■ PROBLEM STATEMENT: The answer should consist of each line below that contains the word "initials".

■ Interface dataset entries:
....
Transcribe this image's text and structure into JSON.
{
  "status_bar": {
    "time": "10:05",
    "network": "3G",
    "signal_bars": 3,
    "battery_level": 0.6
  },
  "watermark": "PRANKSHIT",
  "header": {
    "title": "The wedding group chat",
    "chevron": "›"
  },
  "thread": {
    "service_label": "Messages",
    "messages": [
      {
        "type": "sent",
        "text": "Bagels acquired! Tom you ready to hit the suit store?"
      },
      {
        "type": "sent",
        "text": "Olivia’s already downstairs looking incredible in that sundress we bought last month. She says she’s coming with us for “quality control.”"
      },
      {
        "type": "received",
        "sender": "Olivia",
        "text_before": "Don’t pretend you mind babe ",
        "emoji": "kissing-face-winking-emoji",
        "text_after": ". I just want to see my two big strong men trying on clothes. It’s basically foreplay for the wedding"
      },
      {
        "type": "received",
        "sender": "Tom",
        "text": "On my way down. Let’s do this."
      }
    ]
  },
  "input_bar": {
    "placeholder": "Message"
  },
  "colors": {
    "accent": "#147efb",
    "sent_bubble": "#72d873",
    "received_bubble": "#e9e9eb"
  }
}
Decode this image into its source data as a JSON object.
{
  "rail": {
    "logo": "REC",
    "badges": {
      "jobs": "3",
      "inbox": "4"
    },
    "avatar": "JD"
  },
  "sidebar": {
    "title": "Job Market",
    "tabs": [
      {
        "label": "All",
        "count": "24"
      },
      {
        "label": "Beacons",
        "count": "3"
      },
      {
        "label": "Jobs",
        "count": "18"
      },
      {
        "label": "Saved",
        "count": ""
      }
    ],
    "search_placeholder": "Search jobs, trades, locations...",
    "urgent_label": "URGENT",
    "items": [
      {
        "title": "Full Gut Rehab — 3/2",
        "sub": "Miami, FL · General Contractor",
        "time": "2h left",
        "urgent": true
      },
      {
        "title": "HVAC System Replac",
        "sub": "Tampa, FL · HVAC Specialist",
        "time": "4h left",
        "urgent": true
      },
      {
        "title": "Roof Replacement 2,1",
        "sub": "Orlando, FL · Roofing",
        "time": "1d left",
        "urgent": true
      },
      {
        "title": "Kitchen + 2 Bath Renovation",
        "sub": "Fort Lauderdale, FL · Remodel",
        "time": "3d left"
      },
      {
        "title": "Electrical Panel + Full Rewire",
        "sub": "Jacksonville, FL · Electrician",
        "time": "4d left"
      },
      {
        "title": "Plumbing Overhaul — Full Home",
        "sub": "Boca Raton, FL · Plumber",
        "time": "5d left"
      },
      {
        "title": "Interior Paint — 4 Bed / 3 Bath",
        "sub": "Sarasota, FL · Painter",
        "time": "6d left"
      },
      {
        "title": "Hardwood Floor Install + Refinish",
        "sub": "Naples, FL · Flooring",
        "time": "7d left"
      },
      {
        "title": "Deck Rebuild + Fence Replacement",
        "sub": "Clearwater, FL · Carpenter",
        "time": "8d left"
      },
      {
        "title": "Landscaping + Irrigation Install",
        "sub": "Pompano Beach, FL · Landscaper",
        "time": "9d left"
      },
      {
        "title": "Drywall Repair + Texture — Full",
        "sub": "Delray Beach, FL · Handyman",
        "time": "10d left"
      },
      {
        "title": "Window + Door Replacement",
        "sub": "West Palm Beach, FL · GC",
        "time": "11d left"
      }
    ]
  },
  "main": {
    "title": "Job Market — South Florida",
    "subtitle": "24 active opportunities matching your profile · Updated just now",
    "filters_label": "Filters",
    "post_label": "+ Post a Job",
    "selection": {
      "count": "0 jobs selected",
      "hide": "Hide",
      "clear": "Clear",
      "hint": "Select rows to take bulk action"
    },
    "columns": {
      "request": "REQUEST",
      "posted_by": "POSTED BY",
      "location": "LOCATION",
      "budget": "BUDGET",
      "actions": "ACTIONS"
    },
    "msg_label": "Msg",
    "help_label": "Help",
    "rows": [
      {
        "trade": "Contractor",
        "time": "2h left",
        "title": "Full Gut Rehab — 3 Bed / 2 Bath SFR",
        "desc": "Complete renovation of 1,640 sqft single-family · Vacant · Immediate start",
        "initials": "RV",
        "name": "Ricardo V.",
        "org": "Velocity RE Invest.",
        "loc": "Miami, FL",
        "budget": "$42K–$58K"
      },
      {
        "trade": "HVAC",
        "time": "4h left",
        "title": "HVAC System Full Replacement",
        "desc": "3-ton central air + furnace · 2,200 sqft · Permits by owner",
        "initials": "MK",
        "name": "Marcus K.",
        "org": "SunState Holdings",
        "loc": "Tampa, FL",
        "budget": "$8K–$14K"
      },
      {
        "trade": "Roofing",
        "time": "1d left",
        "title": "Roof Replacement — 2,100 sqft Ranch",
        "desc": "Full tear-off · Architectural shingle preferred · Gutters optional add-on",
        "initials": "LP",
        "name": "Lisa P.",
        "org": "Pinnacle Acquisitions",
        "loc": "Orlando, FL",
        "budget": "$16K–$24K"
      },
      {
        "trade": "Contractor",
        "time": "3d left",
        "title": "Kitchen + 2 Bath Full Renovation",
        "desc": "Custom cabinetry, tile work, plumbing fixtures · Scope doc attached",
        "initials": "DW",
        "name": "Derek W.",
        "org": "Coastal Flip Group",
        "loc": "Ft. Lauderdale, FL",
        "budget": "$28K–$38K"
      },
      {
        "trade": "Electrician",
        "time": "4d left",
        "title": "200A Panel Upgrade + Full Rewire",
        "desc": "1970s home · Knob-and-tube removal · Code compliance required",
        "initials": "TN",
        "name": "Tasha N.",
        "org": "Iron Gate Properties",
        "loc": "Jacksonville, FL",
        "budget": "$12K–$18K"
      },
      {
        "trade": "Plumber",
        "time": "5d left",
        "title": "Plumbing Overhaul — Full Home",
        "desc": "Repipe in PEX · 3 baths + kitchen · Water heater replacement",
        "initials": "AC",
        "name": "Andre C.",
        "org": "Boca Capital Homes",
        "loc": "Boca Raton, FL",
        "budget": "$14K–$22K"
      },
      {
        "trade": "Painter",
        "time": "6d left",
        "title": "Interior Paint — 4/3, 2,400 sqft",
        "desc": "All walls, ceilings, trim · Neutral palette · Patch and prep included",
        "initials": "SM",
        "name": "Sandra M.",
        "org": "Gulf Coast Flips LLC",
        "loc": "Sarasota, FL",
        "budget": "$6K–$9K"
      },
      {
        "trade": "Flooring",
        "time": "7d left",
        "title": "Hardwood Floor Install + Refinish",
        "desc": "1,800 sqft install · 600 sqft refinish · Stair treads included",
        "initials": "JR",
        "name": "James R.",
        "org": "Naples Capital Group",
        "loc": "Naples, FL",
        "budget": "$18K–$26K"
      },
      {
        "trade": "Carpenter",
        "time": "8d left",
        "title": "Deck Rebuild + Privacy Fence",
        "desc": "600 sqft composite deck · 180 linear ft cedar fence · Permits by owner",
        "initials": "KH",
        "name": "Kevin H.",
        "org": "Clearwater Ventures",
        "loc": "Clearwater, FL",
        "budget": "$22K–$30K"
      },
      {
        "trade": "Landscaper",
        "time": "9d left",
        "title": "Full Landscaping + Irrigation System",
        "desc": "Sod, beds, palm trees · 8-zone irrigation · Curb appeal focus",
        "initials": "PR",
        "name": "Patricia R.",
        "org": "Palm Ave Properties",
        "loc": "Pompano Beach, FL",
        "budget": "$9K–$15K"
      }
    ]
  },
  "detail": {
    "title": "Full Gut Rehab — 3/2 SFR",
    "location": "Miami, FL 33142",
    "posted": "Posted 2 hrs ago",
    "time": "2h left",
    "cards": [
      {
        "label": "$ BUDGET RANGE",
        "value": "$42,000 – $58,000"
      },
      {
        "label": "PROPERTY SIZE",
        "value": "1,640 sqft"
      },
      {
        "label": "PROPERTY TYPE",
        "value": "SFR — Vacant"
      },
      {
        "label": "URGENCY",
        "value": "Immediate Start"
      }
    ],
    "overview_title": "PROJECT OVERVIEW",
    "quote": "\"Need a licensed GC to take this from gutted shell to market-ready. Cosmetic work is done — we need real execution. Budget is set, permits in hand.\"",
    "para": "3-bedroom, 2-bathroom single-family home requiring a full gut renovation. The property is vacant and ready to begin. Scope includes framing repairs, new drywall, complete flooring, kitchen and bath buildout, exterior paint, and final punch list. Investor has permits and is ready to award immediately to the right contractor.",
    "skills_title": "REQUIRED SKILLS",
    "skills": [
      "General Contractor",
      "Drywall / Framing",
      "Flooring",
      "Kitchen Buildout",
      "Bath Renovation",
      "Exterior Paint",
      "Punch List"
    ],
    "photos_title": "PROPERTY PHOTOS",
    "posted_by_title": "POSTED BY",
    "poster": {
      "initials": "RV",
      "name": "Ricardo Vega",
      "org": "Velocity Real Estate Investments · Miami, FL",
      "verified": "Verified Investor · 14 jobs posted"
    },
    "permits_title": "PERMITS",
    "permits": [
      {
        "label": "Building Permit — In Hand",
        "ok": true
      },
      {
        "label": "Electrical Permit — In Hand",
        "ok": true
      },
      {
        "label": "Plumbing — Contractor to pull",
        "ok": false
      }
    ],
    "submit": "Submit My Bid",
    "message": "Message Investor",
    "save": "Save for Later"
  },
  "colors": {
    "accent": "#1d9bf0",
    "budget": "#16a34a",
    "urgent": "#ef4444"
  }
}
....
■ ANSWER:
        "initials": "RV",
        "initials": "MK",
        "initials": "LP",
        "initials": "DW",
        "initials": "TN",
        "initials": "AC",
        "initials": "SM",
        "initials": "JR",
        "initials": "KH",
        "initials": "PR",
      "initials": "RV",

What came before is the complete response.